"Many people in the public schools want certain things done for economic or political reasons. Frequently, teachers attending staff development meetings are taught not by master teachers but by publishing-company employees. Why do fifth-grade teachers need hours of instruction before they can use a fifth-grade math book? Book publishers don't go to bed at night worrying that Johnny can't read; they worry about sales and profits. If our teachers can't teach, they're unlikely to be reformed by textbook publishers.
My school currently has two literacy coaches-- former teachers-- who constantly beg me to use their materials with my children. When these coaches try to convince me about their approaches, they rarely rely on arguments about improving reading. At the end of the last school year, my fifth-graders scored in the ninety-first percentile in national tests while the rest of the school scored in the forties. The coaches know this, so why do they want me to change my methods? They want to satisfy their boss, who wants to please his boss, who wants to impress her boss-- administrators all. It's insulting (and boring) to listen to them drone on about how to use their books.
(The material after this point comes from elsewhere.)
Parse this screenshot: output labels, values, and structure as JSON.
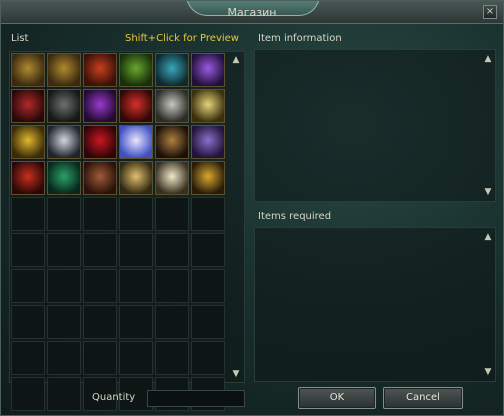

The same song-and-dance routine accompanies the promotion of the latest new-and-improved math textbook. Seriously, how many ways can you teach a child his multiplication tables? Arithmetic hasn't changed. If a math text is so complicated that the average fifth-grade teacher can't understand it without hours of instruction, then there's something wrong with the book, the teacher, or both. These companies interfere with creative and effective teachers. If we want Johnny to calculate better, we need to hire better teachers, not buy newer textbooks."
--Rafe Esquith, An actual classroom teacher
excerpted from There Are No Shortcuts
Vlorbik also suggested that I watch the movie: The Hobart Shakespeareans. It's now at the top of the queue.